[Start of section]

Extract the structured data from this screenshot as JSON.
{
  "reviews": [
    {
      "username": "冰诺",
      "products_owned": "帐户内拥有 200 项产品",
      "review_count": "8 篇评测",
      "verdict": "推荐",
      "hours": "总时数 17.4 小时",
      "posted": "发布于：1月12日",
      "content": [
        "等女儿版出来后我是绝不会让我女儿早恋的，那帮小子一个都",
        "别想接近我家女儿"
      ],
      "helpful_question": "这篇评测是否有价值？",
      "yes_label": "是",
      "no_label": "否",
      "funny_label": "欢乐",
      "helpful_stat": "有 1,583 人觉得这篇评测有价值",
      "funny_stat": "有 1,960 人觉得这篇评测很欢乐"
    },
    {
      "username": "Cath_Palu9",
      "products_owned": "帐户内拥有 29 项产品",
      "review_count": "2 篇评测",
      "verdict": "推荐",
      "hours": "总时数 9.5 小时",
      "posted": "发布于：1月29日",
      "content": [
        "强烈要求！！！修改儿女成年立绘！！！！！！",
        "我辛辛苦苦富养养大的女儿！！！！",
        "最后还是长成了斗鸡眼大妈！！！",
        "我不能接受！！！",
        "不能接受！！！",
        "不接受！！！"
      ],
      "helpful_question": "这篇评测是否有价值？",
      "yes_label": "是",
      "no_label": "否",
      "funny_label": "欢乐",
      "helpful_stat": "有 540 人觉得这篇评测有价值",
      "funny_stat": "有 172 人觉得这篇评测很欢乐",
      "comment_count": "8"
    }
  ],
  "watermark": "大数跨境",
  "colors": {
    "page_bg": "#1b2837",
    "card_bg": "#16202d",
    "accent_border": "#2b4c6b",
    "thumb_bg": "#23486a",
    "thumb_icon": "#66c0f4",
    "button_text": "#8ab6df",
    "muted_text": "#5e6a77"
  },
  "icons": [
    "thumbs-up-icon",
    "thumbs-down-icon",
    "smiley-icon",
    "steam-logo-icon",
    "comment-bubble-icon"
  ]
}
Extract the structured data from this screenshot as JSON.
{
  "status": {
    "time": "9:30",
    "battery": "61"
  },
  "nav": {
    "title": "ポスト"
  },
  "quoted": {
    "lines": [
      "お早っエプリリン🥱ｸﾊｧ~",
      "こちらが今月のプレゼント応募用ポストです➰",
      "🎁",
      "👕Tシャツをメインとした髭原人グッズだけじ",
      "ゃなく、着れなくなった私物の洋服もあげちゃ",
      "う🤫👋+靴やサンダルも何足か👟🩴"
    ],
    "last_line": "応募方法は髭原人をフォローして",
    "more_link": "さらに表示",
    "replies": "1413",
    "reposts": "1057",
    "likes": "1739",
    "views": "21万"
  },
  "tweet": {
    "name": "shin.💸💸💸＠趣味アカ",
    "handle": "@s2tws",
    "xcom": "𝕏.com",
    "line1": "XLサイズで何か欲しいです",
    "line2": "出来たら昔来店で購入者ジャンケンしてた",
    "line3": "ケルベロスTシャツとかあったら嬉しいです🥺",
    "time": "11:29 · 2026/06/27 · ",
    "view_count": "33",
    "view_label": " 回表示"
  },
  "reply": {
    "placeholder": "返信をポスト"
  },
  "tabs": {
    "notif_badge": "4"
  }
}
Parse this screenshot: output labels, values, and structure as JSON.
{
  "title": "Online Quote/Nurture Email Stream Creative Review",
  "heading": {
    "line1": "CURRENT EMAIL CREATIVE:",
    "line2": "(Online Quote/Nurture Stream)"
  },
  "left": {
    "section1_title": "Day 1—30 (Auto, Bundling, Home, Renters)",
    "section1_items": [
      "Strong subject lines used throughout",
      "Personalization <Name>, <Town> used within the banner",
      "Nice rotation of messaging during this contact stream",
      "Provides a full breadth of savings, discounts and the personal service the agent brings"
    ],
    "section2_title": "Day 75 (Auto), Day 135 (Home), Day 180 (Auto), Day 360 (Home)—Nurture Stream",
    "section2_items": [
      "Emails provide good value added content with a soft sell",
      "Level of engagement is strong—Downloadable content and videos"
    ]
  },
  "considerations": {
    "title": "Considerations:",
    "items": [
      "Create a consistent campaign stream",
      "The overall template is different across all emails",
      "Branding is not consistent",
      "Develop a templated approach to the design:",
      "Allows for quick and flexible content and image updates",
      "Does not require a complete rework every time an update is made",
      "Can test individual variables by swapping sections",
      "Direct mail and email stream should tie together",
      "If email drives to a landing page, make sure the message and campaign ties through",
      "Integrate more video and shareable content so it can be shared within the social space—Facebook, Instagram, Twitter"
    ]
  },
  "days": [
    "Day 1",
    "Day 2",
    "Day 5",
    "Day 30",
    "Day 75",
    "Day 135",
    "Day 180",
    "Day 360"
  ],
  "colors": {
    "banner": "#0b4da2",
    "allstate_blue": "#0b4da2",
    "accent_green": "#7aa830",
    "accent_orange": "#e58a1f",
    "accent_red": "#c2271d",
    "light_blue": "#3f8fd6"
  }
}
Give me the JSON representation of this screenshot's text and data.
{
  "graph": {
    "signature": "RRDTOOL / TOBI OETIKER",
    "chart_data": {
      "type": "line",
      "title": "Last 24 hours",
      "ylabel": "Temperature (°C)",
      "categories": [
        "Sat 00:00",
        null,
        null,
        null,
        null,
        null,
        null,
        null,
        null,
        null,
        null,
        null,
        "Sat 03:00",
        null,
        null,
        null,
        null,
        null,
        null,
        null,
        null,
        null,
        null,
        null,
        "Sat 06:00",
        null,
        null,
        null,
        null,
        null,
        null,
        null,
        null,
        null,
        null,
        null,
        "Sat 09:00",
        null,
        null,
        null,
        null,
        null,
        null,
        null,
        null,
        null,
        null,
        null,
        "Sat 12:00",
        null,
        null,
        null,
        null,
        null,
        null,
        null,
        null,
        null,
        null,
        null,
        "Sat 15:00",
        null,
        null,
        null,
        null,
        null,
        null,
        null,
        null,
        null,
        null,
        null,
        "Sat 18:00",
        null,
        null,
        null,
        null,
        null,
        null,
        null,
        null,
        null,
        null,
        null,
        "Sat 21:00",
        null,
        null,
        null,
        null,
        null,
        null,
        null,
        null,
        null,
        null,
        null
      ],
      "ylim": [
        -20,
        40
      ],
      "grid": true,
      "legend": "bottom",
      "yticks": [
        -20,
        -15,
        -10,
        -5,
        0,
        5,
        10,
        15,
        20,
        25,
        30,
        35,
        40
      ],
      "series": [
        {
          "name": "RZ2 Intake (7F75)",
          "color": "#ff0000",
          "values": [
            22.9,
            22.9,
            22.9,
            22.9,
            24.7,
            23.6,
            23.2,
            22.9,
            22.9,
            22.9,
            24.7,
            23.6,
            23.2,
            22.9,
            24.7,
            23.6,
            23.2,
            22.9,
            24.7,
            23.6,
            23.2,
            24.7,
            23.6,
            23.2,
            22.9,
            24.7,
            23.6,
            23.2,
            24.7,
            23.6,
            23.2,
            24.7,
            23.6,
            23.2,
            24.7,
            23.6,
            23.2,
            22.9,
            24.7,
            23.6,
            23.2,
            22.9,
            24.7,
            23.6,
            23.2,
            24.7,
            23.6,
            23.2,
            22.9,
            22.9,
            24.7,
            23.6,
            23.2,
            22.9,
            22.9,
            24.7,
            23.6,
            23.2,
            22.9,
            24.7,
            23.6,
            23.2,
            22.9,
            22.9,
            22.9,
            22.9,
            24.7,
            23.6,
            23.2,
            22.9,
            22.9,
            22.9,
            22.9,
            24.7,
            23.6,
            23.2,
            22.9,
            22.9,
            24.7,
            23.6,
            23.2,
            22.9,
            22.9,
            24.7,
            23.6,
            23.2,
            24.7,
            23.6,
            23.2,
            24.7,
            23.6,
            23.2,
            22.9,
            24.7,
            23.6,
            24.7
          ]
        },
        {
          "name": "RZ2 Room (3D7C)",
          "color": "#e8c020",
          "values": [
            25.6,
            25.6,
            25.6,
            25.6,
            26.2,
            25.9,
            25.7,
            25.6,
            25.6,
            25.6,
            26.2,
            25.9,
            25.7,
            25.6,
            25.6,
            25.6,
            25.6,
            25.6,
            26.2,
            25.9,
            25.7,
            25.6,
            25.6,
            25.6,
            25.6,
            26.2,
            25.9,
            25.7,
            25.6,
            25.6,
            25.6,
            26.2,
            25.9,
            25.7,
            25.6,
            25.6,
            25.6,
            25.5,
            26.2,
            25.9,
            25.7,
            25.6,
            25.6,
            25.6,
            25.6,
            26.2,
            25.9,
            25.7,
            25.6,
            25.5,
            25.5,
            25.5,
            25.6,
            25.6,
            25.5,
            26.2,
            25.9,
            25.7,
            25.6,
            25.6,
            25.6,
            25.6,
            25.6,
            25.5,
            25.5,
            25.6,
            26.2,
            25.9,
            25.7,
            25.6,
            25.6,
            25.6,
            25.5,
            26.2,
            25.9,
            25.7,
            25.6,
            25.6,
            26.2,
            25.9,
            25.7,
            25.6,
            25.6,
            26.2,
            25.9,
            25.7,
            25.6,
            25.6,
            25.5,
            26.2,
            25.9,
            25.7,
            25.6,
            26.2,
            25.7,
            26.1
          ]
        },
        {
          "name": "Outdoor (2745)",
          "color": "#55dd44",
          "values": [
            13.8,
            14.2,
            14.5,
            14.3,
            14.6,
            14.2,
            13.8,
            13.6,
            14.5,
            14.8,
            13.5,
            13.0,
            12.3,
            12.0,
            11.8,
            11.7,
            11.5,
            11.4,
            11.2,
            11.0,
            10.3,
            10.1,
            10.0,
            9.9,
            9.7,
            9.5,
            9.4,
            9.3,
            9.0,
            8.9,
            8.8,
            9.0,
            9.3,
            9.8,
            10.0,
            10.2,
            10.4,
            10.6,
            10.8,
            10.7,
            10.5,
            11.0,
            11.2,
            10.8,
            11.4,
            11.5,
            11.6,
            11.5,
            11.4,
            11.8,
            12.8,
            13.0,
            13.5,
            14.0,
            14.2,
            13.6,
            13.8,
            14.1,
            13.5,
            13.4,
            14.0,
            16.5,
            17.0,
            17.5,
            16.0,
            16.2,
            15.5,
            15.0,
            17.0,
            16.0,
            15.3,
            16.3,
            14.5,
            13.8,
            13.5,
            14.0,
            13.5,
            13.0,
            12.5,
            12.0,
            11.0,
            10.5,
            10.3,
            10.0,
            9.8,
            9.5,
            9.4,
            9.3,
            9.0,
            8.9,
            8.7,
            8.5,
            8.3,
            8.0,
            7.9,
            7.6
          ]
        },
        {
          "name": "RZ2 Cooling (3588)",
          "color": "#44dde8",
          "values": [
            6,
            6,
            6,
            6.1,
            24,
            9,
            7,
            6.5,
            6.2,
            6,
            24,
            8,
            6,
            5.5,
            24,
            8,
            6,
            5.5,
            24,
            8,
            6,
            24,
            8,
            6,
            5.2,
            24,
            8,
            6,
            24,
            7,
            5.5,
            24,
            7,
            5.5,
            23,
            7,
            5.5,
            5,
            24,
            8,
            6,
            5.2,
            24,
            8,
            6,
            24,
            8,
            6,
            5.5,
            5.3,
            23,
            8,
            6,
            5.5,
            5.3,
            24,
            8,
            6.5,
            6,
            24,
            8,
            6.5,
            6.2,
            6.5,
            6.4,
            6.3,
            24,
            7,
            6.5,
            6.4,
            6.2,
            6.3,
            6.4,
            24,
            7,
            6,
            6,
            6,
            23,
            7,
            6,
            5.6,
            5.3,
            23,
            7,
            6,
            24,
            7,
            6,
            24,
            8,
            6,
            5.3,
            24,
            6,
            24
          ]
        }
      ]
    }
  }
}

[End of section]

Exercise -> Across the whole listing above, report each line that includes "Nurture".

Solved problem ->
  "title": "Online Quote/Nurture Email Stream Creative Review",
    "line2": "(Online Quote/Nurture Stream)"
    "section2_title": "Day 75 (Auto), Day 135 (Home), Day 180 (Auto), Day 360 (Home)—Nurture Stream",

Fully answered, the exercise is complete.